Board member Damon Gibbons apologized for not adequately preparing Lake City for the “changes which were coming, fellow school board member Melanie Freedle, head volleyball coach for the joint girls’ volleyball team noting that she was not personally in favor of dismantling the cooperative agreement. She openly wondered, however, whether a perceived “fundamental difference” between the two schools might be “I want to win and I don’t give ribbons to people for showing up.” Freedle said she will continue to “fight hard for a level playing ground for all athletes” and “will fight to have people in positions that will make that happen.”
Creede school coaching staff was well represented at Monday’s Creede meeting and, in general, gave glowing remarks to the two schools’ past cooperative agreement. Kevin Leggitt referred to last spring’s state tournament success for the high school boys and noted it was history-making, “it was probably the first time a co-op team ever went to State.” Referring to the joint girls and boys’ team, Leggitt said “I’ve seen a lot that could be better but I’ve also seen something built that we all should be very, very proud of.”
He suggested that by going solo, Creede probably doesn’t have sufficient numbers to field its own basketball team, predicting that when his younger son plays, he may have to join the Del Norte team “We don’t have the numbers, period,” Leggitt said, adding, “we need to put our pride and politics aside and do what’s best for the kids.”
A similar assessment was made by head boys’ basketball coach Bob Koetz who received applause at both the start and conclusion of his comments. In conciliatory tone, Koetz stated that two contentious issues were team practices and team name. In terms of practice sessions, he said that players from both Creede and Lake City should ideally practice together “as much as possible,” although it is neither “necessary nor realistic” to be together for every practice. One or two joint practices a week, he said, is preferable to a Creede-only team.
Continuing in a typed statement, Koetz stated “team chemistry is infinitely more important to team success” and disbanding the cooperative agreement “severely impacts and threatens” the team’s viability, “it compromises their ability to reach long-term potential.”
In terms of team name, Koetz urged the school boards to retain both the “Miners” and “Fourteeners”as important aspect of both communities identities. “The kids,” he said in summation, “just want to play together, there’s no reason to change designation when both the girls and boys’ teams are at the pinnacle of success.
Koetz mentioned dramatic advancement in skills which he has witnessed in players such as Creede athletes Dane Fluke and Colter Simon. “And who knows?,” he added, “the next player to blossom may from Lake City.”
Creede’s newly-hired athletic director, Jim Tillery, was less optimistic, saying he sees the cooperative agreement as a drawback to successfully competing against tougher teams in the state.
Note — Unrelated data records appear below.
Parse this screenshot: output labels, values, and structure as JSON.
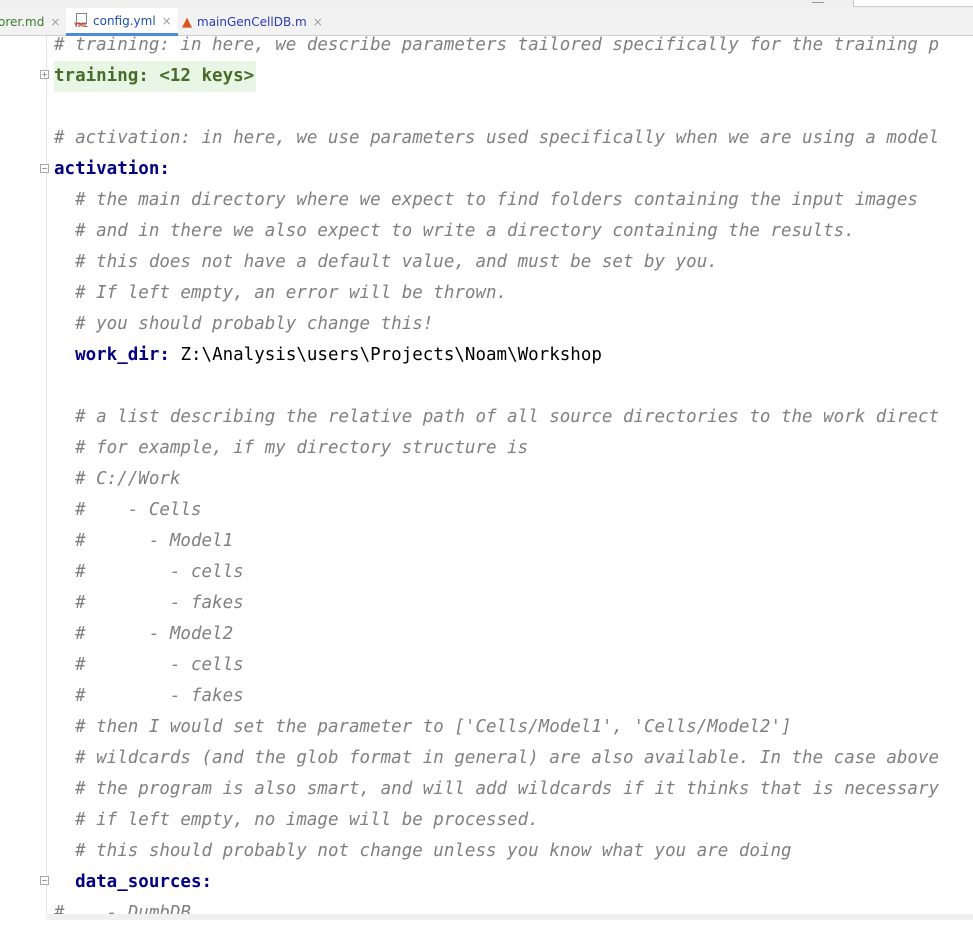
{
  "tabs": [
    {
      "label": "orer.md",
      "icon": "markdown-file-icon"
    },
    {
      "label": "config.yml",
      "icon": "yaml-file-icon",
      "active": true
    },
    {
      "label": "mainGenCellDB.m",
      "icon": "matlab-file-icon"
    }
  ],
  "tab_close_glyph": "×",
  "yml_icon_text": "YML",
  "editor": {
    "lines": [
      {
        "indent": "",
        "comment": "# training: in here, we describe parameters tailored specifically for the training p"
      },
      {
        "indent": "",
        "folded": "training: <12 keys>"
      },
      {
        "indent": "",
        "comment": ""
      },
      {
        "indent": "",
        "comment": "# activation: in here, we use parameters used specifically when we are using a model"
      },
      {
        "indent": "",
        "key": "activation",
        "colon": ":"
      },
      {
        "indent": "  ",
        "comment": "# the main directory where we expect to find folders containing the input images"
      },
      {
        "indent": "  ",
        "comment": "# and in there we also expect to write a directory containing the results."
      },
      {
        "indent": "  ",
        "comment": "# this does not have a default value, and must be set by you."
      },
      {
        "indent": "  ",
        "comment": "# If left empty, an error will be thrown."
      },
      {
        "indent": "  ",
        "comment": "# you should probably change this!"
      },
      {
        "indent": "  ",
        "key": "work_dir",
        "colon": ":",
        "value": " Z:\\Analysis\\users\\Projects\\Noam\\Workshop"
      },
      {
        "indent": "",
        "comment": ""
      },
      {
        "indent": "  ",
        "comment": "# a list describing the relative path of all source directories to the work direct"
      },
      {
        "indent": "  ",
        "comment": "# for example, if my directory structure is"
      },
      {
        "indent": "  ",
        "comment": "# C://Work"
      },
      {
        "indent": "  ",
        "comment": "#    - Cells"
      },
      {
        "indent": "  ",
        "comment": "#      - Model1"
      },
      {
        "indent": "  ",
        "comment": "#        - cells"
      },
      {
        "indent": "  ",
        "comment": "#        - fakes"
      },
      {
        "indent": "  ",
        "comment": "#      - Model2"
      },
      {
        "indent": "  ",
        "comment": "#        - cells"
      },
      {
        "indent": "  ",
        "comment": "#        - fakes"
      },
      {
        "indent": "  ",
        "comment": "# then I would set the parameter to ['Cells/Model1', 'Cells/Model2']"
      },
      {
        "indent": "  ",
        "comment": "# wildcards (and the glob format in general) are also available. In the case above"
      },
      {
        "indent": "  ",
        "comment": "# the program is also smart, and will add wildcards if it thinks that is necessary"
      },
      {
        "indent": "  ",
        "comment": "# if left empty, no image will be processed."
      },
      {
        "indent": "  ",
        "comment": "# this should probably not change unless you know what you are doing"
      },
      {
        "indent": "  ",
        "key": "data_sources",
        "colon": ":"
      },
      {
        "indent": "",
        "comment": "#    - DumbDB"
      }
    ]
  }
}
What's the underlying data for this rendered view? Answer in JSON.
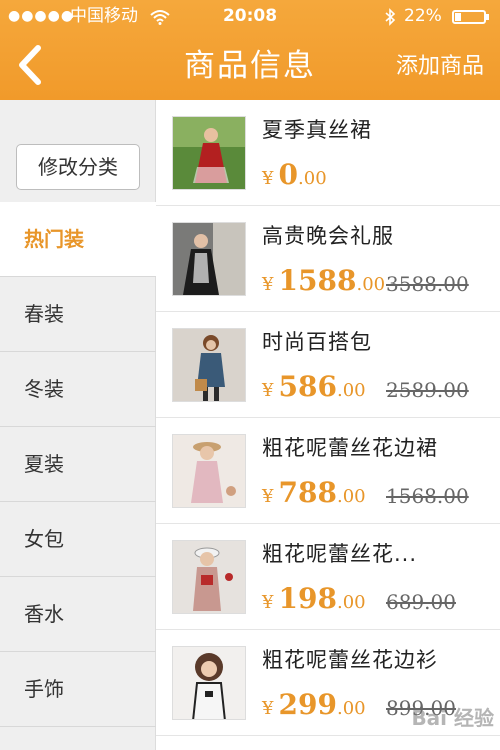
{
  "status_bar": {
    "signal": "●●●●●",
    "carrier": "中国移动",
    "time": "20:08",
    "battery_pct": "22%",
    "battery_level": 0.22
  },
  "nav": {
    "title": "商品信息",
    "add_label": "添加商品"
  },
  "sidebar": {
    "edit_label": "修改分类",
    "items": [
      {
        "label": "热门装"
      },
      {
        "label": "春装"
      },
      {
        "label": "冬装"
      },
      {
        "label": "夏装"
      },
      {
        "label": "女包"
      },
      {
        "label": "香水"
      },
      {
        "label": "手饰"
      }
    ]
  },
  "products": [
    {
      "name": "夏季真丝裙",
      "currency": "¥",
      "price_int": "0",
      "price_dec": ".00",
      "old_price": ""
    },
    {
      "name": "高贵晚会礼服",
      "currency": "¥",
      "price_int": "1588",
      "price_dec": ".00",
      "old_price": "3588.00"
    },
    {
      "name": "时尚百搭包",
      "currency": "¥",
      "price_int": "586",
      "price_dec": ".00",
      "old_price": "2589.00"
    },
    {
      "name": "粗花呢蕾丝花边裙",
      "currency": "¥",
      "price_int": "788",
      "price_dec": ".00",
      "old_price": "1568.00"
    },
    {
      "name": "粗花呢蕾丝花...",
      "currency": "¥",
      "price_int": "198",
      "price_dec": ".00",
      "old_price": "689.00"
    },
    {
      "name": "粗花呢蕾丝花边衫",
      "currency": "¥",
      "price_int": "299",
      "price_dec": ".00",
      "old_price": "899.00"
    }
  ],
  "watermark": "Bai 经验",
  "colors": {
    "accent": "#f19a2a",
    "price": "#e8962a"
  }
}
Tillery openly wondered that if the agreement on basketball is so important, why similar agreements don’t exist between Creede and Lake City for other athletic endeavors such as track and volleyball. He questioned Lake City’s commitment to school athletics, including volleyball which includes Lake City girls in Creede on a regular basis for practice and games, yet only three parents who regularly attend. “It saddens me that not many Lake City parents attend the games.”
In terms of basketball, Tillery stated “some things need to change in order to make basketball better, I’m here to win. We have enough talent right here to win.”